Data for review →
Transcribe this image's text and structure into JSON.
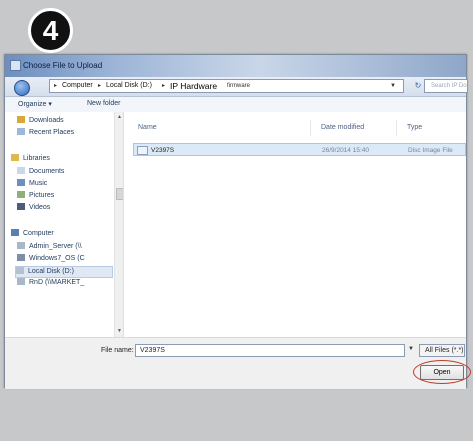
{
  "window": {
    "title": "Choose File to Upload",
    "colors": {
      "accent": "#2f6bbf",
      "highlight_ring": "#c0392b",
      "badge": "#111111"
    }
  },
  "step_badge": {
    "number": "4"
  },
  "address": {
    "crumbs": [
      "Computer",
      "Local Disk (D:)",
      "IP Hardware",
      "firmware"
    ],
    "separator": "▸",
    "search_placeholder": "Search IP Do"
  },
  "toolbar": {
    "organize": "Organize ▾",
    "new_folder": "New folder"
  },
  "nav": {
    "favorites": [
      {
        "label": "Downloads",
        "icon": "downloads-folder-icon"
      },
      {
        "label": "Recent Places",
        "icon": "recent-places-icon"
      }
    ],
    "libraries_label": "Libraries",
    "libraries": [
      {
        "label": "Documents",
        "icon": "documents-icon"
      },
      {
        "label": "Music",
        "icon": "music-icon"
      },
      {
        "label": "Pictures",
        "icon": "pictures-icon"
      },
      {
        "label": "Videos",
        "icon": "videos-icon"
      }
    ],
    "computer_label": "Computer",
    "drives": [
      {
        "label": "Admin_Server (\\\\",
        "icon": "network-drive-icon"
      },
      {
        "label": "Windows7_OS (C",
        "icon": "system-drive-icon"
      },
      {
        "label": "Local Disk (D:)",
        "icon": "local-drive-icon"
      },
      {
        "label": "RnD (\\\\MARKET_",
        "icon": "network-drive-icon"
      }
    ]
  },
  "columns": {
    "name": "Name",
    "date": "Date modified",
    "type": "Type"
  },
  "files": [
    {
      "name": "V2397S",
      "date": "26/9/2014 15:40",
      "type": "Disc Image File"
    }
  ],
  "bottom": {
    "file_name_label": "File name:",
    "file_name_value": "V2397S",
    "file_type": "All Files (*.*)",
    "open_label": "Open"
  }
}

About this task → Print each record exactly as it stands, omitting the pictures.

Your solution →
Transcribe this image's text and structure into JSON.
{
  "window": {
    "title": "Choose File to Upload",
    "colors": {
      "accent": "#2f6bbf",
      "highlight_ring": "#c0392b",
      "badge": "#111111"
    }
  },
  "step_badge": {
    "number": "4"
  },
  "address": {
    "crumbs": [
      "Computer",
      "Local Disk (D:)",
      "IP Hardware",
      "firmware"
    ],
    "separator": "▸",
    "search_placeholder": "Search IP Do"
  },
  "toolbar": {
    "organize": "Organize ▾",
    "new_folder": "New folder"
  },
  "nav": {
    "favorites": [
      {
        "label": "Downloads",
        "icon": "downloads-folder-icon"
      },
      {
        "label": "Recent Places",
        "icon": "recent-places-icon"
      }
    ],
    "libraries_label": "Libraries",
    "libraries": [
      {
        "label": "Documents",
        "icon": "documents-icon"
      },
      {
        "label": "Music",
        "icon": "music-icon"
      },
      {
        "label": "Pictures",
        "icon": "pictures-icon"
      },
      {
        "label": "Videos",
        "icon": "videos-icon"
      }
    ],
    "computer_label": "Computer",
    "drives": [
      {
        "label": "Admin_Server (\\\\",
        "icon": "network-drive-icon"
      },
      {
        "label": "Windows7_OS (C",
        "icon": "system-drive-icon"
      },
      {
        "label": "Local Disk (D:)",
        "icon": "local-drive-icon"
      },
      {
        "label": "RnD (\\\\MARKET_",
        "icon": "network-drive-icon"
      }
    ]
  },
  "columns": {
    "name": "Name",
    "date": "Date modified",
    "type": "Type"
  },
  "files": [
    {
      "name": "V2397S",
      "date": "26/9/2014 15:40",
      "type": "Disc Image File"
    }
  ],
  "bottom": {
    "file_name_label": "File name:",
    "file_name_value": "V2397S",
    "file_type": "All Files (*.*)",
    "open_label": "Open"
  }
}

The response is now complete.